# Record set
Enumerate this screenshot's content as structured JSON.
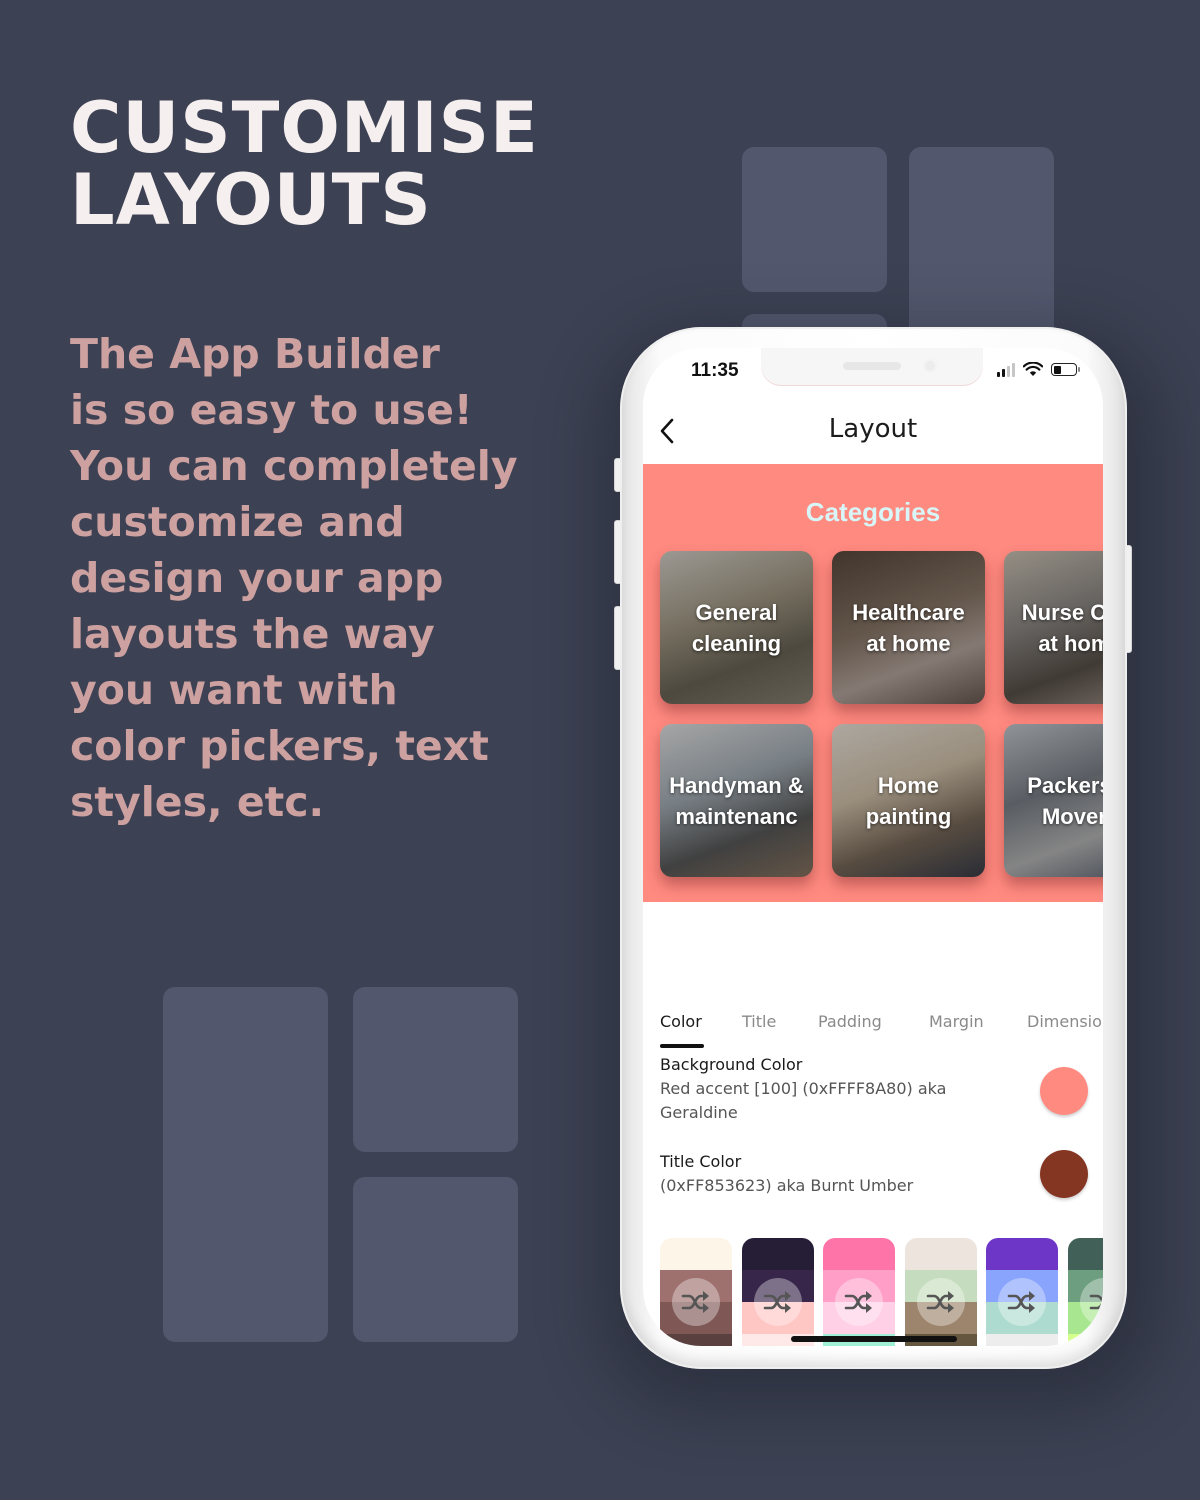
{
  "headline": "CUSTOMISE\nLAYOUTS",
  "body_copy": "The App Builder\nis so easy to use!\nYou can completely\ncustomize and\ndesign your app\nlayouts the way\nyou want with\ncolor pickers, text\nstyles, etc.",
  "phone": {
    "status_bar": {
      "time": "11:35",
      "signal_bars_active": 2,
      "signal_bars_total": 4,
      "wifi_icon": "wifi-icon",
      "battery_level": 0.35
    },
    "app_bar": {
      "back_icon": "chevron-left-icon",
      "title": "Layout"
    },
    "preview": {
      "background_color": "#FF8A80",
      "title": "Categories",
      "title_color": "#D8F6F7",
      "categories": [
        {
          "label": "General\ncleaning",
          "image": "kitchen-cleaning-photo"
        },
        {
          "label": "Healthcare\nat home",
          "image": "healthcare-photo"
        },
        {
          "label": "Nurse Care\nat home",
          "image": "nurse-photo"
        },
        {
          "label": "Handyman &\nmaintenanc",
          "image": "handyman-photo"
        },
        {
          "label": "Home\npainting",
          "image": "painting-photo"
        },
        {
          "label": "Packers &\nMovers",
          "image": "movers-photo"
        }
      ]
    },
    "tabs": [
      {
        "label": "Color",
        "active": true
      },
      {
        "label": "Title",
        "active": false
      },
      {
        "label": "Padding",
        "active": false
      },
      {
        "label": "Margin",
        "active": false
      },
      {
        "label": "Dimensions",
        "active": false
      }
    ],
    "settings": [
      {
        "label": "Background Color",
        "value": "Red accent [100] (0xFFFF8A80) aka Geraldine",
        "color": "#FF8A80"
      },
      {
        "label": "Title Color",
        "value": "(0xFF853623) aka Burnt Umber",
        "color": "#853623"
      }
    ],
    "palettes": [
      {
        "colors": [
          "#FDF6E8",
          "#9E716E",
          "#7F5856",
          "#5A4140"
        ]
      },
      {
        "colors": [
          "#261D37",
          "#37264A",
          "#FFC7C4",
          "#FFE8E8"
        ]
      },
      {
        "colors": [
          "#FF74A8",
          "#FF9FC8",
          "#FFD0E6",
          "#A0F0D8"
        ]
      },
      {
        "colors": [
          "#EEE4DE",
          "#C5DDBE",
          "#9D846C",
          "#65573F"
        ]
      },
      {
        "colors": [
          "#6E36C7",
          "#88A4FC",
          "#AEDBCF",
          "#EDEDED"
        ]
      },
      {
        "colors": [
          "#406058",
          "#6E9E80",
          "#A8E690",
          "#D4FF8C"
        ]
      }
    ],
    "shuffle_icon": "shuffle-icon"
  }
}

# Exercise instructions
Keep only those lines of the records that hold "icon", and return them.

# Result of the task
      "wifi_icon": "wifi-icon",
      "back_icon": "chevron-left-icon",
    "shuffle_icon": "shuffle-icon"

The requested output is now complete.